■ INSTRUCTIONS TO FOLLOW
Within the material below, tally every line that holds the word "name", then give the tally and nothing more.

[DATASET CONTENT — start]

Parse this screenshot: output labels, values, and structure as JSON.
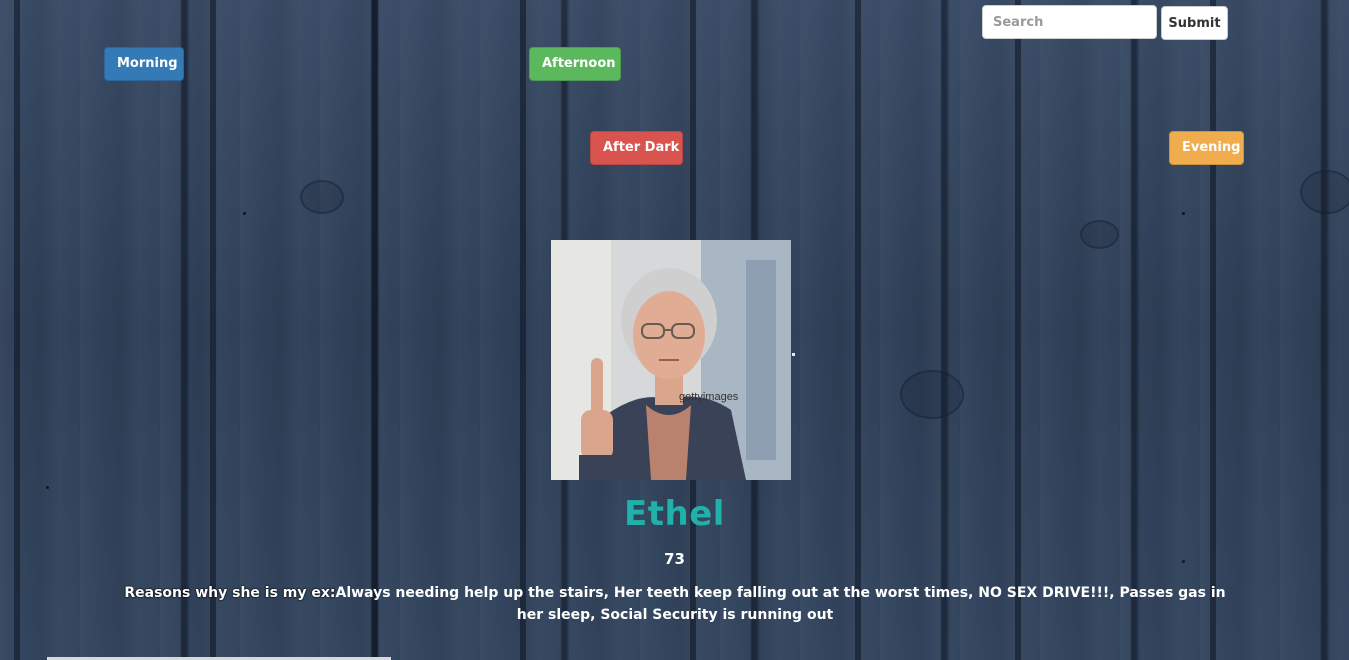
{
  "nav": {
    "morning": "Morning",
    "afternoon": "Afternoon",
    "after_dark": "After Dark",
    "evening": "Evening"
  },
  "search": {
    "placeholder": "Search",
    "value": "",
    "submit_label": "Submit"
  },
  "profile": {
    "image_watermark": "gettyimages",
    "name": "Ethel",
    "age": "73",
    "reasons_label": "Reasons why she is my ex:",
    "reasons_text": "Always needing help up the stairs, Her teeth keep falling out at the worst times, NO SEX DRIVE!!!, Passes gas in her sleep, Social Security is running out"
  },
  "colors": {
    "morning": "#337ab7",
    "afternoon": "#5cb85c",
    "after_dark": "#d9534f",
    "evening": "#f0ad4e",
    "name": "#20b2aa"
  }
}
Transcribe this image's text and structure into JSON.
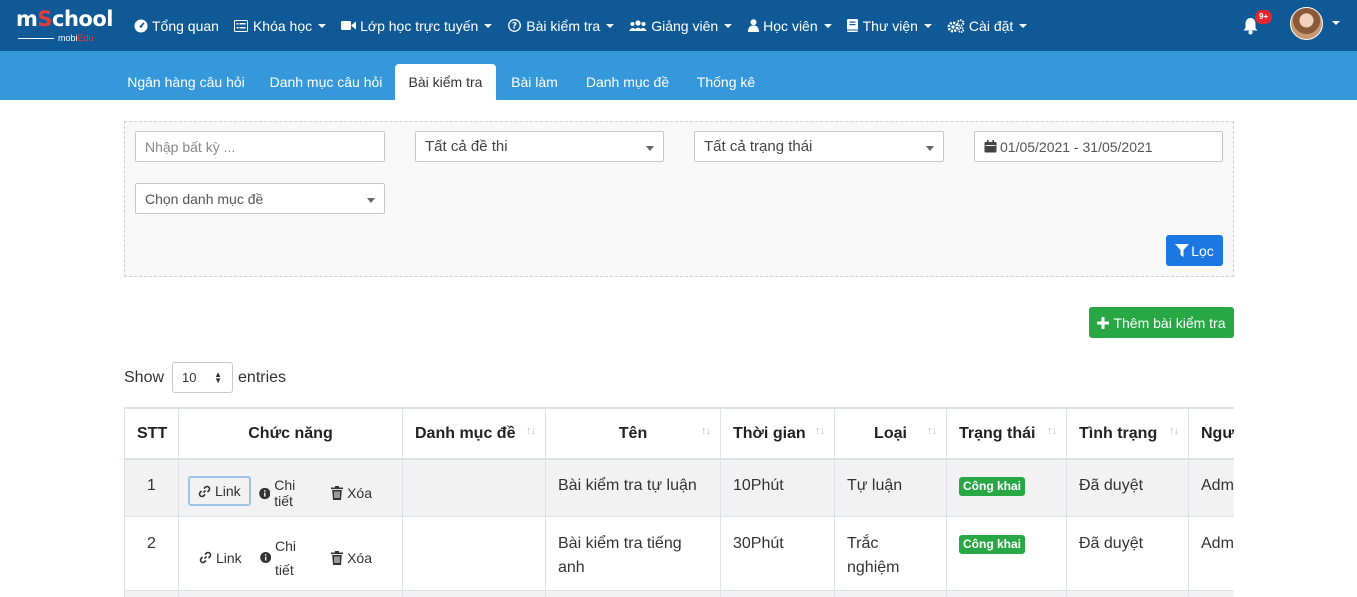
{
  "logo": {
    "brand_pre": "m",
    "brand_o": "S",
    "brand_post": "chool",
    "sub_pre": "mobi",
    "sub_post": "Edu"
  },
  "nav": [
    {
      "icon": "dashboard-icon",
      "label": "Tổng quan",
      "caret": false
    },
    {
      "icon": "list-icon",
      "label": "Khóa học",
      "caret": true
    },
    {
      "icon": "video-icon",
      "label": "Lớp học trực tuyến",
      "caret": true
    },
    {
      "icon": "question-icon",
      "label": "Bài kiểm tra",
      "caret": true
    },
    {
      "icon": "users-icon",
      "label": "Giảng viên",
      "caret": true
    },
    {
      "icon": "user-icon",
      "label": "Học viên",
      "caret": true
    },
    {
      "icon": "book-icon",
      "label": "Thư viện",
      "caret": true
    },
    {
      "icon": "cogs-icon",
      "label": "Cài đặt",
      "caret": true
    }
  ],
  "notifications": {
    "badge": "9+"
  },
  "tabs": [
    {
      "label": "Ngân hàng câu hỏi",
      "active": false
    },
    {
      "label": "Danh mục câu hỏi",
      "active": false
    },
    {
      "label": "Bài kiểm tra",
      "active": true
    },
    {
      "label": "Bài làm",
      "active": false
    },
    {
      "label": "Danh mục đề",
      "active": false
    },
    {
      "label": "Thống kê",
      "active": false
    }
  ],
  "filter": {
    "search_placeholder": "Nhập bất kỳ ...",
    "exam_select": "Tất cả đề thi",
    "status_select": "Tất cả trạng thái",
    "date_range": "01/05/2021 - 31/05/2021",
    "category_select": "Chọn danh mục đề",
    "filter_button": "Lọc"
  },
  "add_button": "Thêm bài kiểm tra",
  "entries": {
    "show": "Show",
    "value": "10",
    "suffix": "entries"
  },
  "table": {
    "headers": [
      "STT",
      "Chức năng",
      "Danh mục đề",
      "Tên",
      "Thời gian",
      "Loại",
      "Trạng thái",
      "Tình trạng",
      "Người tạo"
    ],
    "actions": {
      "link": "Link",
      "detail": "Chi tiết",
      "delete": "Xóa"
    },
    "rows": [
      {
        "stt": "1",
        "category": "",
        "name": "Bài kiểm tra tự luận",
        "time": "10Phút",
        "type": "Tự luận",
        "status": "Công khai",
        "state": "Đã duyệt",
        "creator": "Admin"
      },
      {
        "stt": "2",
        "category": "",
        "name": "Bài kiểm tra tiếng anh",
        "time": "30Phút",
        "type": "Trắc nghiệm",
        "status": "Công khai",
        "state": "Đã duyệt",
        "creator": "Admin"
      }
    ]
  },
  "colors": {
    "navbar": "#0f5a96",
    "subnav": "#3498db",
    "primary": "#1b78e2",
    "success": "#28a745",
    "badge_red": "#e3262d"
  }
}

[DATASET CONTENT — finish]

■ FINISHED EXERCISE
4